Your objective: An exact copy of every entry below is required, and no picture may appear in it.

Entries supplied:
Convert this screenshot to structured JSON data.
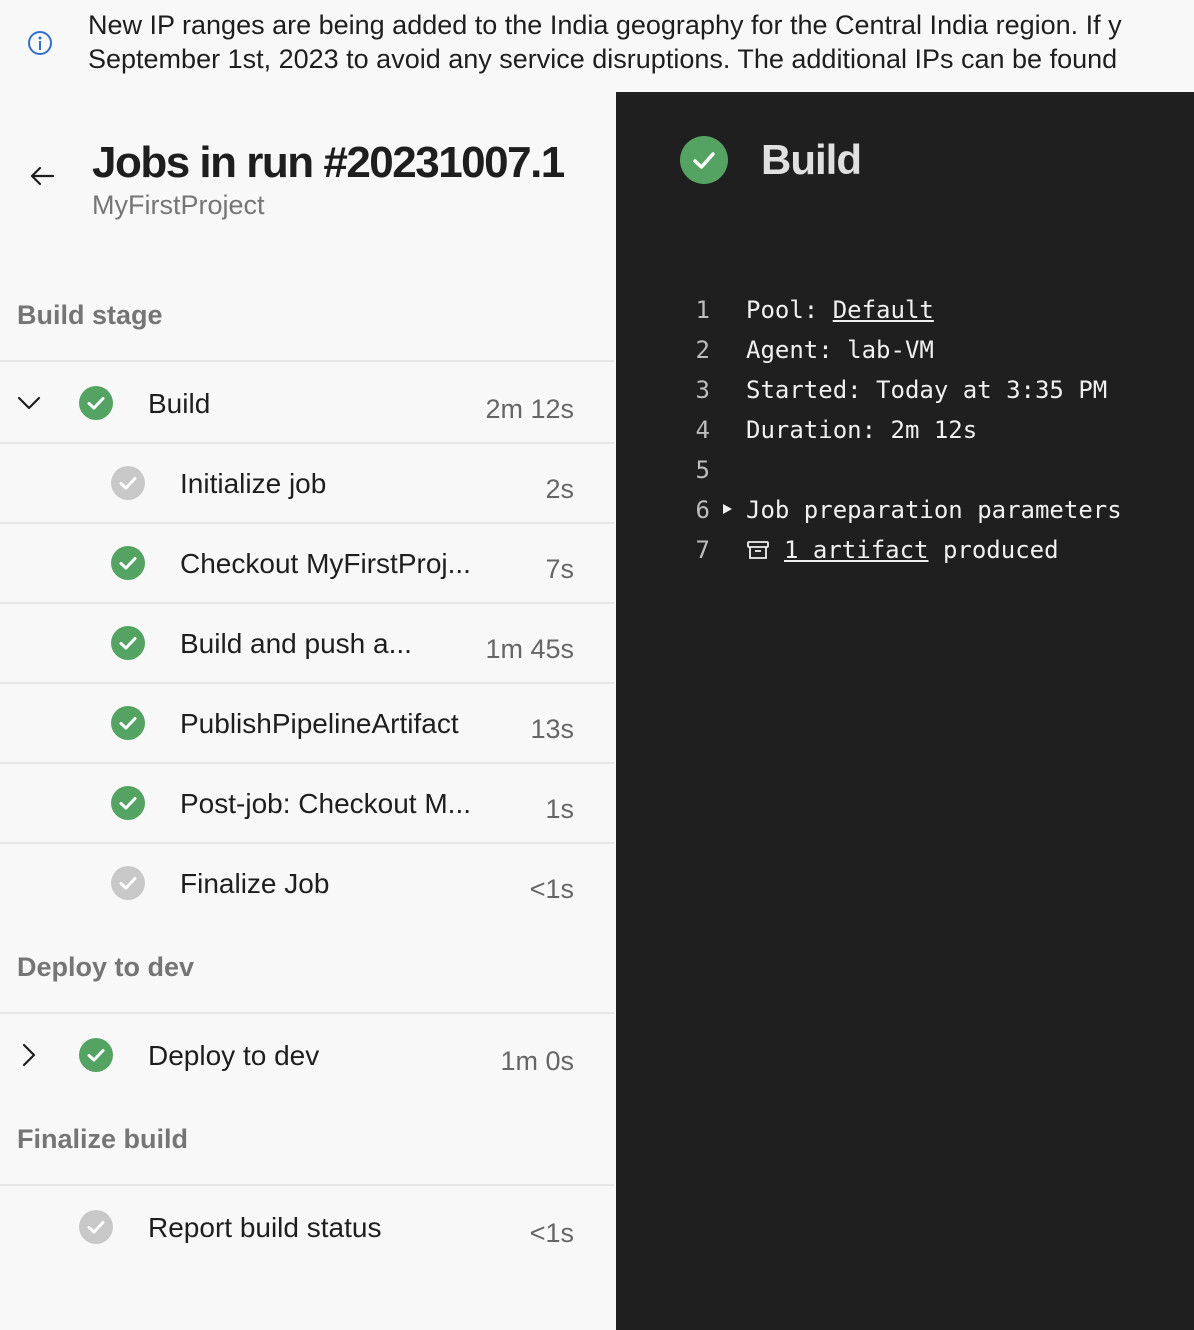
{
  "banner": {
    "line1": "New IP ranges are being added to the India geography for the Central India region. If y",
    "line2": "September 1st, 2023 to avoid any service disruptions. The additional IPs can be found"
  },
  "header": {
    "title": "Jobs in run #20231007.1",
    "project": "MyFirstProject"
  },
  "stages": {
    "build": {
      "label": "Build stage",
      "job": {
        "name": "Build",
        "duration": "2m 12s",
        "status": "succeeded"
      },
      "steps": [
        {
          "name": "Initialize job",
          "duration": "2s",
          "status": "skipped"
        },
        {
          "name": "Checkout MyFirstProj...",
          "duration": "7s",
          "status": "succeeded"
        },
        {
          "name": "Build and push a...",
          "duration": "1m 45s",
          "status": "succeeded"
        },
        {
          "name": "PublishPipelineArtifact",
          "duration": "13s",
          "status": "succeeded"
        },
        {
          "name": "Post-job: Checkout M...",
          "duration": "1s",
          "status": "succeeded"
        },
        {
          "name": "Finalize Job",
          "duration": "<1s",
          "status": "skipped"
        }
      ]
    },
    "deploy": {
      "label": "Deploy to dev",
      "job": {
        "name": "Deploy to dev",
        "duration": "1m 0s",
        "status": "succeeded"
      }
    },
    "finalize": {
      "label": "Finalize build",
      "job": {
        "name": "Report build status",
        "duration": "<1s",
        "status": "skipped"
      }
    }
  },
  "detail": {
    "title": "Build",
    "log": {
      "n1": "1",
      "n2": "2",
      "n3": "3",
      "n4": "4",
      "n5": "5",
      "n6": "6",
      "n7": "7",
      "pool_key": "Pool: ",
      "pool_value": "Default",
      "agent": "Agent: lab-VM",
      "started": "Started: Today at 3:35 PM",
      "duration": "Duration: 2m 12s",
      "job_params": "Job preparation parameters",
      "artifact_link": "1 artifact",
      "artifact_suffix": " produced"
    }
  },
  "colors": {
    "success": "#55a362",
    "skipped": "#c8c8c8",
    "log_bg": "#1f1f1f",
    "info_blue": "#2f6fce"
  }
}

Response box:
Convert this screenshot to structured JSON data.
{
  "banner": {
    "line1": "New IP ranges are being added to the India geography for the Central India region. If y",
    "line2": "September 1st, 2023 to avoid any service disruptions. The additional IPs can be found"
  },
  "header": {
    "title": "Jobs in run #20231007.1",
    "project": "MyFirstProject"
  },
  "stages": {
    "build": {
      "label": "Build stage",
      "job": {
        "name": "Build",
        "duration": "2m 12s",
        "status": "succeeded"
      },
      "steps": [
        {
          "name": "Initialize job",
          "duration": "2s",
          "status": "skipped"
        },
        {
          "name": "Checkout MyFirstProj...",
          "duration": "7s",
          "status": "succeeded"
        },
        {
          "name": "Build and push a...",
          "duration": "1m 45s",
          "status": "succeeded"
        },
        {
          "name": "PublishPipelineArtifact",
          "duration": "13s",
          "status": "succeeded"
        },
        {
          "name": "Post-job: Checkout M...",
          "duration": "1s",
          "status": "succeeded"
        },
        {
          "name": "Finalize Job",
          "duration": "<1s",
          "status": "skipped"
        }
      ]
    },
    "deploy": {
      "label": "Deploy to dev",
      "job": {
        "name": "Deploy to dev",
        "duration": "1m 0s",
        "status": "succeeded"
      }
    },
    "finalize": {
      "label": "Finalize build",
      "job": {
        "name": "Report build status",
        "duration": "<1s",
        "status": "skipped"
      }
    }
  },
  "detail": {
    "title": "Build",
    "log": {
      "n1": "1",
      "n2": "2",
      "n3": "3",
      "n4": "4",
      "n5": "5",
      "n6": "6",
      "n7": "7",
      "pool_key": "Pool: ",
      "pool_value": "Default",
      "agent": "Agent: lab-VM",
      "started": "Started: Today at 3:35 PM",
      "duration": "Duration: 2m 12s",
      "job_params": "Job preparation parameters",
      "artifact_link": "1 artifact",
      "artifact_suffix": " produced"
    }
  },
  "colors": {
    "success": "#55a362",
    "skipped": "#c8c8c8",
    "log_bg": "#1f1f1f",
    "info_blue": "#2f6fce"
  }
}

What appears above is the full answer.